France votes: Macron vs Le Pen.
(photo credit: REUTERS)
He’s got it in the bag.
That is the general assumption in France of Emmanuel Macron’s prospects going into the nation’s second, final round of voting for president on May 7, now that the center-left candidate, a 39-yearold upstart, has secured a slot on the ballot.
Macron (En Marche!) will face Marine Le Pen (until recently of the National Front), one of the most extreme Right politicians to feature in a major European runoff in decades.
Projections say Macron, Le Pen go through to runoff in French vote (credit: REUTERS)
The starkness of that choice forced leaders of the Republicans and the Socialist Party – France’s two largest political factions – to swiftly endorse Macron on Sunday night, after failing to succeed past the first round themselves.
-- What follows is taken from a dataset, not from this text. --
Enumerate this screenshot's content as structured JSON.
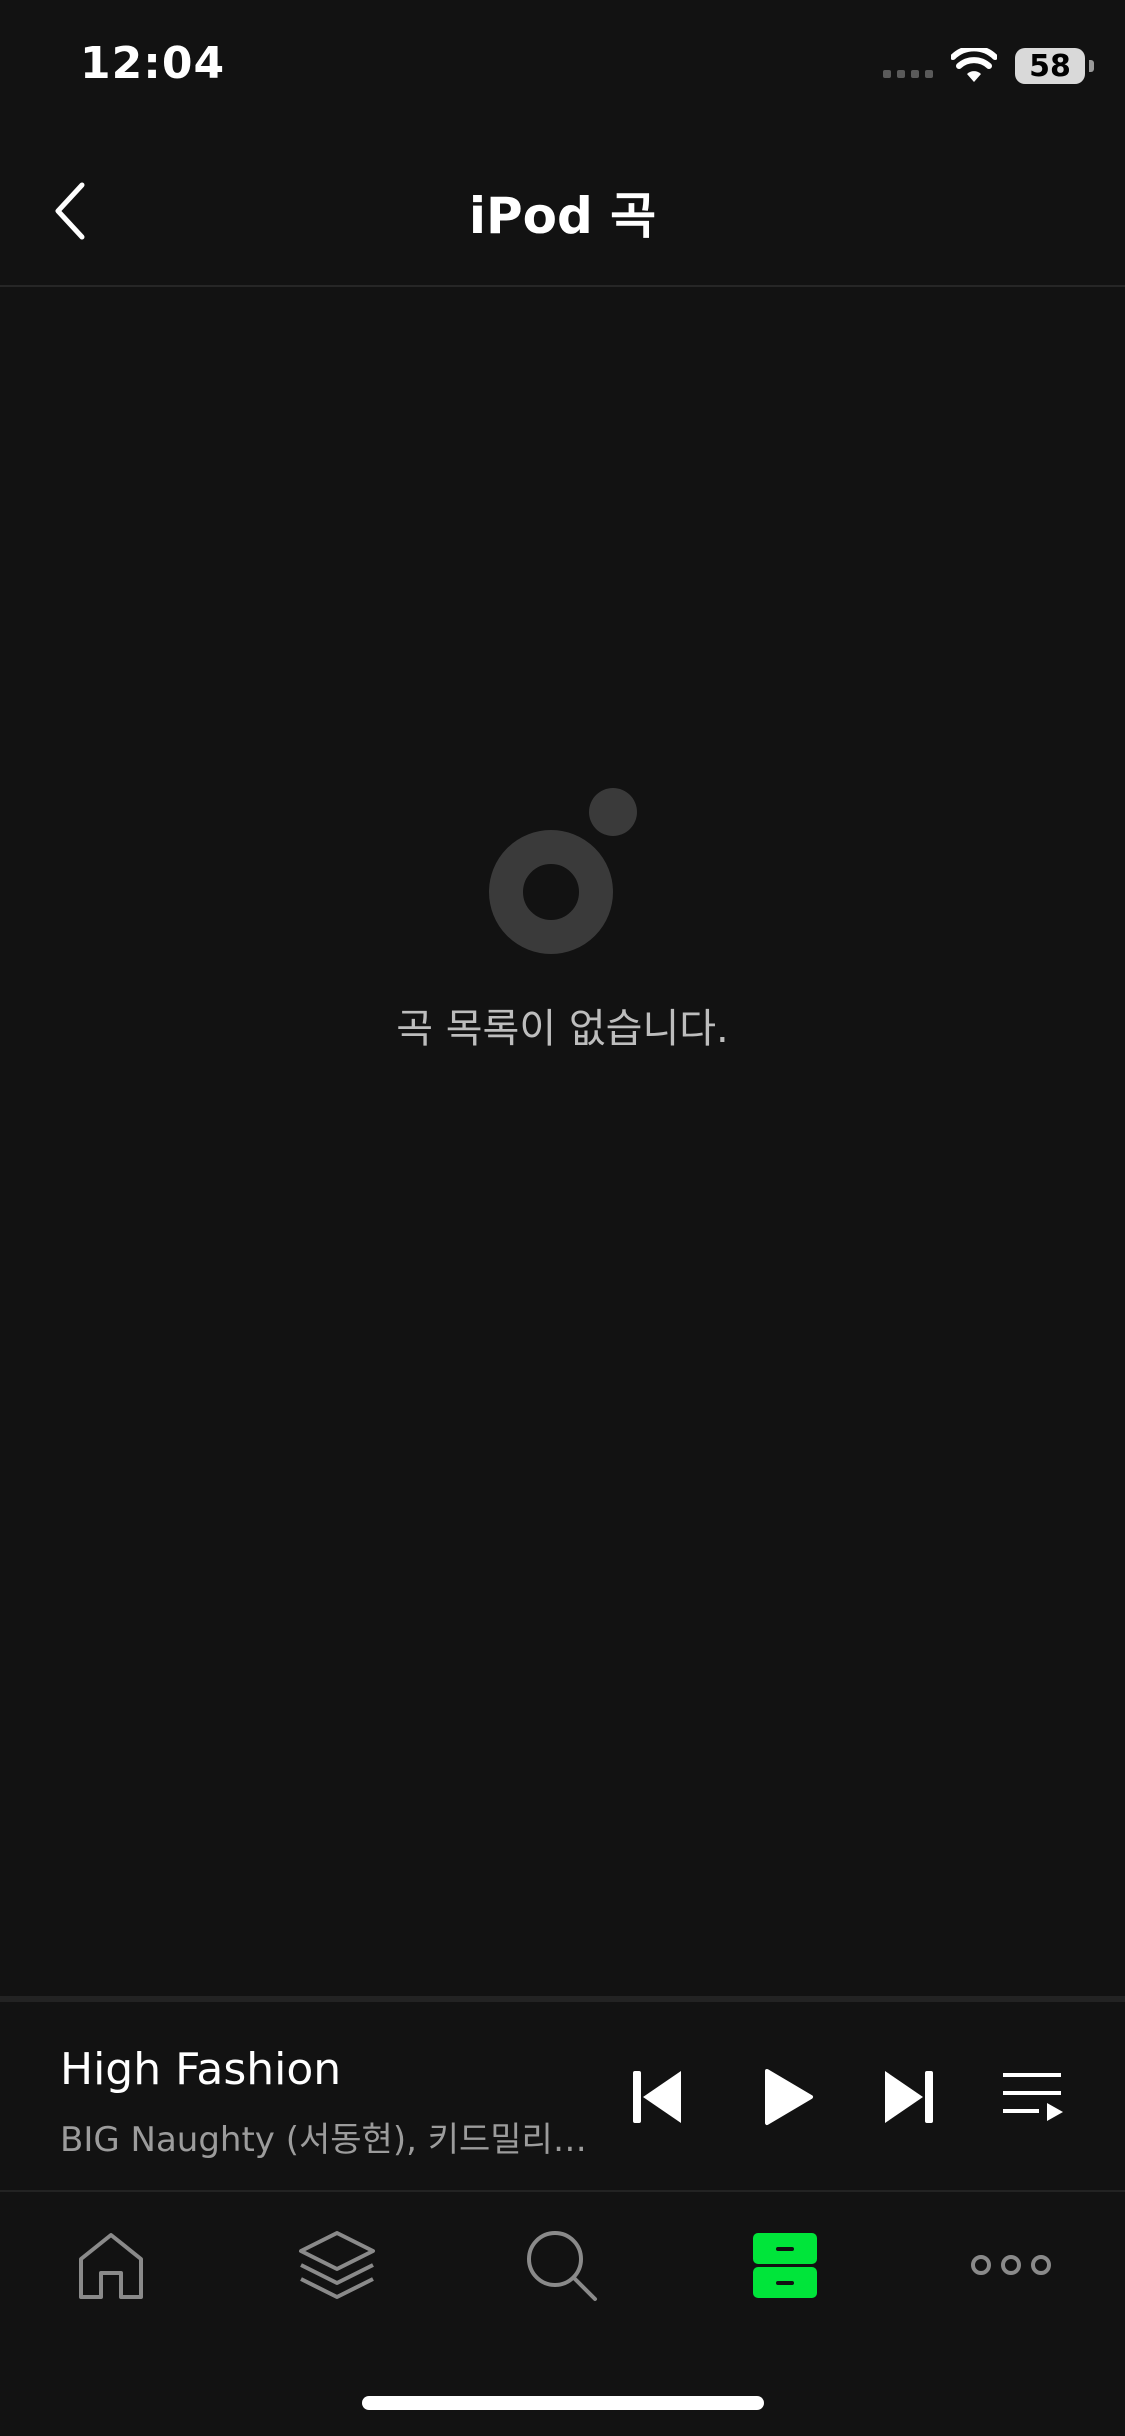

Early polls conducted before Sunday’s vote showed him handily defeating her in a hypothetical runoff. And Macron is expected to absorb the majority of support for defeated Left, Socialist and moderate candidates, leaving few voter pools left from which Le Pen can salvage her general election candidacy.
Yet this is precisely the sort of punditry striking fear in Macron’s camp, having witnessed what happened across the Atlantic not six months ago.
They are concerned French voters will take Macron’s victory for granted and stay home on election day. They worry the Russian government – which Le Pen has openly embraced – will increase its cyber activity into Macron’s official campaign apparatus, and attempt to influence the final outcome in her favor. And they fear pollsters will fail to capture a quiet constituency willing to vote for Le Pen in the privacy of the voting booth.
Sound familiar? It is just one of several ways in which the 2016 US presidential election has shaped events here.
The race has been cast both at home and abroad as an extension of a worldwide conversation over globalization and the populist backlash against it. As the narrative goes, Le Pen seeks the next Brexit – a move that would deal a fatal blow to the European project – and she would upset the political elites with a victory that no one sees coming.
Perhaps it is simply fear gripping the Macron campaign and its followers, but the consequences of this coming election paired with last year’s electoral surprises have them taking no chances. Macron’s team insists his ultimate victory is not in the bag and promise to fight like underdogs through Election Day.
In her victory address on Sunday night, Le Pen stated that the future of France – and of Europe – is at stake in May. Macron is likely to make a similar argument.